The U.S. may have entered a new age of austerity, but fears of a double-dip recession are unwarranted, according to a Sept. 16 presentation by Mark Schniepp, director of the Goleta-based California Economic Forecast.
“It’s not unusual for the economy to pause at this point,” Schniepp said, adding that the U.S. has been in recovery for the past year and will likely continue its upward momentum.
Although it is lethargic, there is a sustainable rebound in place, Schniepp said.
Consumers remain cautious but are gradually pulling out their pocketbooks again. Residential real estate investment — already at record lows — “can only go up from here.” State and local government spending is likely to decline slightly, but will be offset by increased federal government spending. U.S. exports will likely see an uptick again as the European debt crisis blows by.
And industrial production and corporate profits are rising at staggering levels. “This is one of the best indicators of future hiring,” Schniepp said.
Widely reported statistics on a summer job decline — one of the main drivers of double-dip fears — are misleading, since they did not account for the loss of temporary census jobs, Schniepp said.
But don’t expect the economy locally or nationwide to come roaring back. Recovery will likely be tempered by business uncertainty about the expiration of tax cuts and continued volatility in the stock markets. The housing market remains fragile, with surprisingly weak home sales in July.
Although there’s no double-dip on the horizon, “GDP is not rising fast enough to mop up unemployment,” Schniepp told the audience at the conference in Santa Barbara , which was hosted by Radius Group, a Santa Barbara-based commercial real estate firm.
The fate of Santa Barbara County, with its 9.2 percent unemployment rate, depends on the pace of the nationwide recovery, Schniepp said.
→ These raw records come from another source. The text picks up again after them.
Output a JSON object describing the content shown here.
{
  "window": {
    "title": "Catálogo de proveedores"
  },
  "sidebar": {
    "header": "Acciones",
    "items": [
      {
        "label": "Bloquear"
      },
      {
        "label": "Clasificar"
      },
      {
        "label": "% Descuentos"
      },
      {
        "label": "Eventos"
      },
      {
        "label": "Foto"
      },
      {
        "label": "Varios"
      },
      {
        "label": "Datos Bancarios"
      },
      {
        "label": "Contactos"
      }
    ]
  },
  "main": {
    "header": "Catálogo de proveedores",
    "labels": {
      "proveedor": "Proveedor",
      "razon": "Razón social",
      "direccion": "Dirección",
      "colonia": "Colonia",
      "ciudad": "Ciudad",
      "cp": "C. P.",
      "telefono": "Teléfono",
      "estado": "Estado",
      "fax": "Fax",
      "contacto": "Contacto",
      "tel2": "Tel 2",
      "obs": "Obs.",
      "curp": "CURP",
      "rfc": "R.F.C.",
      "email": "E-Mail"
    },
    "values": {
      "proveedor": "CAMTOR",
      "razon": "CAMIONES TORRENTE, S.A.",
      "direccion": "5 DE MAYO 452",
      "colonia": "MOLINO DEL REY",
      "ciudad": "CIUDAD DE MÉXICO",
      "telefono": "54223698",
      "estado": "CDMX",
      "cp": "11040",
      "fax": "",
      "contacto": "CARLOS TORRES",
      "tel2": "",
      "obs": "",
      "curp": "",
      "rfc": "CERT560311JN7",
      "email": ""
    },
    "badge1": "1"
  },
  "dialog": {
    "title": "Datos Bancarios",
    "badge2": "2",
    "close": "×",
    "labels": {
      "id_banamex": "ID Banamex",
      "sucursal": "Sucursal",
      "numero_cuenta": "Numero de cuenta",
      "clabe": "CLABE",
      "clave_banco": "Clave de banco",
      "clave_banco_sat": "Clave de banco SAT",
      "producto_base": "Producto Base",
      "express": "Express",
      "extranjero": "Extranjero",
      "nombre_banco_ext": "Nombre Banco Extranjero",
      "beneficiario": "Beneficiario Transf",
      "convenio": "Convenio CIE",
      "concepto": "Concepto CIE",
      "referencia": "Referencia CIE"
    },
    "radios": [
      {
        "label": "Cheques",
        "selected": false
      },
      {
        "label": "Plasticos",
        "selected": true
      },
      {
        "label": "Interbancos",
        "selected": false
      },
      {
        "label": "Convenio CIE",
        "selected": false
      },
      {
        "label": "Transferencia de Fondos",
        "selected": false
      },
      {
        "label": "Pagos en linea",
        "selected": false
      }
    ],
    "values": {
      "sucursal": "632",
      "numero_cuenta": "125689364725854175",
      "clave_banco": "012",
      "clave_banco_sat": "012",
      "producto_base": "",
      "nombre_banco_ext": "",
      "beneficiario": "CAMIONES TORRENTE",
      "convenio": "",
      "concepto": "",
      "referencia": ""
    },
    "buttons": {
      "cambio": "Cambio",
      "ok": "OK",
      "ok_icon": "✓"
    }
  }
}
The county’s labor markets have stabilized and non-farm layoffs have diminished, but state and local public-sector layoffs this year and next will keep the unemployment rate elevated even as private-sector hiring accelerates, he said.